In Liu v. Siemens A.G., No. 13-cv-4385, 2014 WL 3953672 (2d Cir. Aug. 14, 2014), the Second Circuit affirmed that the anti-retaliation provision in Section 922 of Dodd-Frank does not apply extraterritorially.  This post examines the Court’s reasoning and the implications of this decision—particularly for multinational employers.  For more on this decision, please review our Firm’s client alert.


Plaintiff Liu Meng-Lin, a citizen and resident of Taiwan, worked as a compliance officer for a division of a Chinese company that is a wholly-owned subsidiary of a German corporation (whose shares are listed on the New York Stock Exchange (NYSE)).  He claimed to have discovered improper payments to officials in North Korea and China, and to have reported the alleged misconduct to his superiors.  As a result, he asserted, he was allegedly demoted and later terminated.

Liu subsequently informed the SEC that the company had allegedly violated the FCPA.  He then filed suit in the Southern District of New York, alleging he was discharged in violation of the anti-retaliation provision of Section 922 of Dodd-Frank.  Dismissing the case, the district court ruled that: (i) the alleged facts involved extraterritorial conduct beyond the reach of the anti-retaliation provision; (ii) Liu had not made a “required or protected” disclosure to the SEC; and (iii) the disclosure of an alleged FCPA violation did not constitute protected activity under Section 806 of SOX.

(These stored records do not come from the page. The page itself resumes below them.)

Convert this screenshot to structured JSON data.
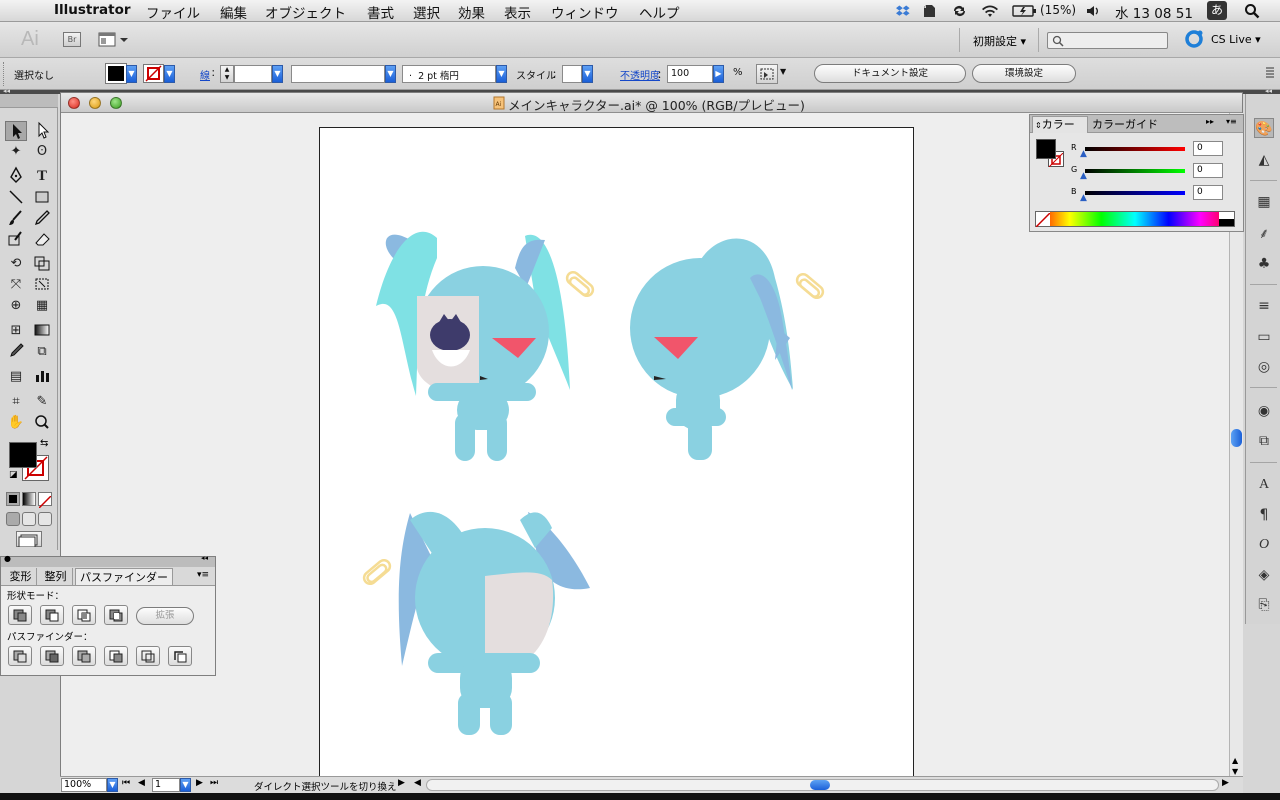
{
  "menubar": {
    "app_name": "Illustrator",
    "items": [
      "ファイル",
      "編集",
      "オブジェクト",
      "書式",
      "選択",
      "効果",
      "表示",
      "ウィンドウ",
      "ヘルプ"
    ],
    "battery": "(15%)",
    "clock": "水 13 08 51",
    "input_method": "あ"
  },
  "appbar": {
    "ai_logo": "Ai",
    "bridge_label": "Br",
    "workspace": "初期設定",
    "search_placeholder": "",
    "cs_live": "CS Live"
  },
  "control_bar": {
    "selection_status": "選択なし",
    "stroke_label": "線",
    "brush_value": "2 pt 楕円",
    "style_label": "スタイル",
    "opacity_label": "不透明度",
    "opacity_value": "100",
    "percent": "%",
    "document_setup_button": "ドキュメント設定",
    "preferences_button": "環境設定"
  },
  "document": {
    "title": "メインキャラクター.ai* @ 100% (RGB/プレビュー)"
  },
  "pathfinder_panel": {
    "tabs": [
      "変形",
      "整列",
      "パスファインダー"
    ],
    "active_tab": "パスファインダー",
    "shape_modes_label": "形状モード：",
    "expand_button": "拡張",
    "pathfinders_label": "パスファインダー："
  },
  "color_panel": {
    "tabs": [
      "カラー",
      "カラーガイド"
    ],
    "channels": [
      {
        "label": "R",
        "value": "0"
      },
      {
        "label": "G",
        "value": "0"
      },
      {
        "label": "B",
        "value": "0"
      }
    ]
  },
  "status_bar": {
    "zoom": "100%",
    "page": "1",
    "tool_hint": "ダイレクト選択ツールを切り換え"
  },
  "colors": {
    "character_body": "#8ad1e1",
    "hair_light": "#7fe1e4",
    "hair_shade": "#8bb9e0",
    "face_patch": "#e4dede",
    "eye": "#3e3b6b",
    "mouth": "#f1556b",
    "clip": "#f5dc94"
  }
}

Second Circuit’s Ruling

The Second Circuit affirmed the dismissal on the grounds that Section 922 of Dodd-Frank does not apply extraterritorially and that the facts alleged in this case would require such application.

First, the Court determined that “this case is extraterritorial by any reasonable definition.”  That is, “[t]he whistleblower, his employer, and the other entities involved in the alleged wrongdoing are all foreigners based abroad, and the whistleblowing, the alleged corrupt activity, and the retaliation all occurred abroad.”  The fact that the German parent’s shares were listed on the NYSE was deemed immaterial.

Given that the facts here required extraterritorial application, the Second Circuit examined whether Congress intended such an application.  The Court made clear that nothing in the text or legislative history of the statute suggested that “Congress intended the anti-retaliation provision to regulate the relationships between foreign employers and their foreign employees working outside the United States.”  The “presumption against extraterritoriality” and “the absence of any direct evidence of a congressional intent to apply the relevant provision extraterritorially” defeated Liu’s claim.

The Court declined to address whether one qualifies as a whistleblower under Dodd-Frank if he or she has disclosed the alleged misconduct only within the corporation, and not to the SEC.  Nor did the Court address whether the disclosure of an alleged FCPA violation constitutes protected activity under Section 806 of SOX.


This is a welcome decision for multinational employers, as it is clear that Dodd-Frank’s anti-retaliation provision lacks an extraterritorial reach and thus does not invite the inconvenience and other difficulties inherent in defending matters where substantial evidence and witnesses are overseas.  Still, it should be noted that different results could be possible where the alleged underlying misconduct, protected activity and retaliation had a meaningful connection to the U.S.